The 14th February is Valentines Day, and many women will expect to receive something special from their partners. Valentines Day is therefore an opportunity for husbands to demonstratively remind their wives, in an extraordinary way, that they still love them.
After Valentines Day has passed, some women may find themselves unfulfilled and want something more from their husbands. Some women may actually feel guilty for wanting something more when they consider all that their husbands have already done for them. Women generally do not elucidate these desires to their husbands. They somehow expect that their mates should already know what they want. Some men recognise that their wives want something more from them but they cannot seem to grasp what it is.
What then do women really want from their husbands? A plethora of books continue to be written on this subject, yet the answer still seems to elude both sexes, and has probably perplexed men for millennia. After many years of marriage, many men continue to report that they still do not know what their wives really want. If a woman’s desires are hidden from her husband, then he can become frustrated and can eventually resign to the position that he will never know what his wife wants. A woman can also become frustrated at her husband’s disinterest in fulfilling this undefined need and can resign to the position that her husband will never understand what she really wants.

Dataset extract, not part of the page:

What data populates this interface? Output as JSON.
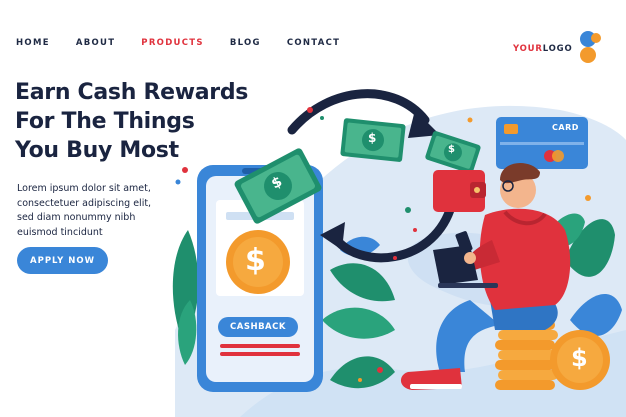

Both the frustrated and resigned partners can realize the answer by analysing a woman’s frequent criticisms and requests. This analysis reveals that women generally want their husbands to be more thoughtful towards them. While this knowledge is valuable, it can only be beneficial if there is implementation, and that is where the challenge occurs for many men.
It is relatively easy for women to be thoughtful towards their husbands. Women’s brains are designed to enable them to concentrate on more than one subject at a time. Therefore she can concentrate on her work or studies while also thinking about her husband.
A man’s brain is designed differently. Men generally cannot concentrate on more than one subject at any one time. Whatever occupies his mind tends to fully occupy his mind, and if he becomes distracted, then the distraction tends to fully occupy his mind. Men therefore have the ability to have a subject fully occupy their minds to the exclusion of all other subjects, including attending to their own welfare.
Women can learn to become more thoughtful by improving learned behaviours. However, men must address a fundamental physiological challenge. If this challenge is successfully addressed, then the benefits to the marriage are invaluable, and can result in both partners enjoying a relatively high level of contentment in a marriage. Men should not feel guilty or frustrated that they do not think about their wives all day while concentrating on their work. They should simply accept that they are men and try to identify the correct tool for the job.
There are various tools that a man can use in this regard. Diaries and calendars are some of the more popular. Men can assign at least one day each month where they plan something special for their wives. Some of the more popular plans include taking her out to lunch, dinner, dessert, or planning a weekend vacation. These plans should be assigned a high priority to increase the likelihood of them being implemented.
A man will tend to become more thoughtful as he demonstratively assigns a higher priority to his wife in relation to his other responsibilities. Men should therefore not try to change the way that they were created. Rather they should seek to employ the necessary tools to enable them to address any challenge without denying, rejecting, or trying to change their maleness.
On that note, I will shortly be taking on different responsibilities, which would necessitate me taking a leave of absence from writing this column for a few weeks. I wish to thank you for your interest in these articles.
Grenville Phillips II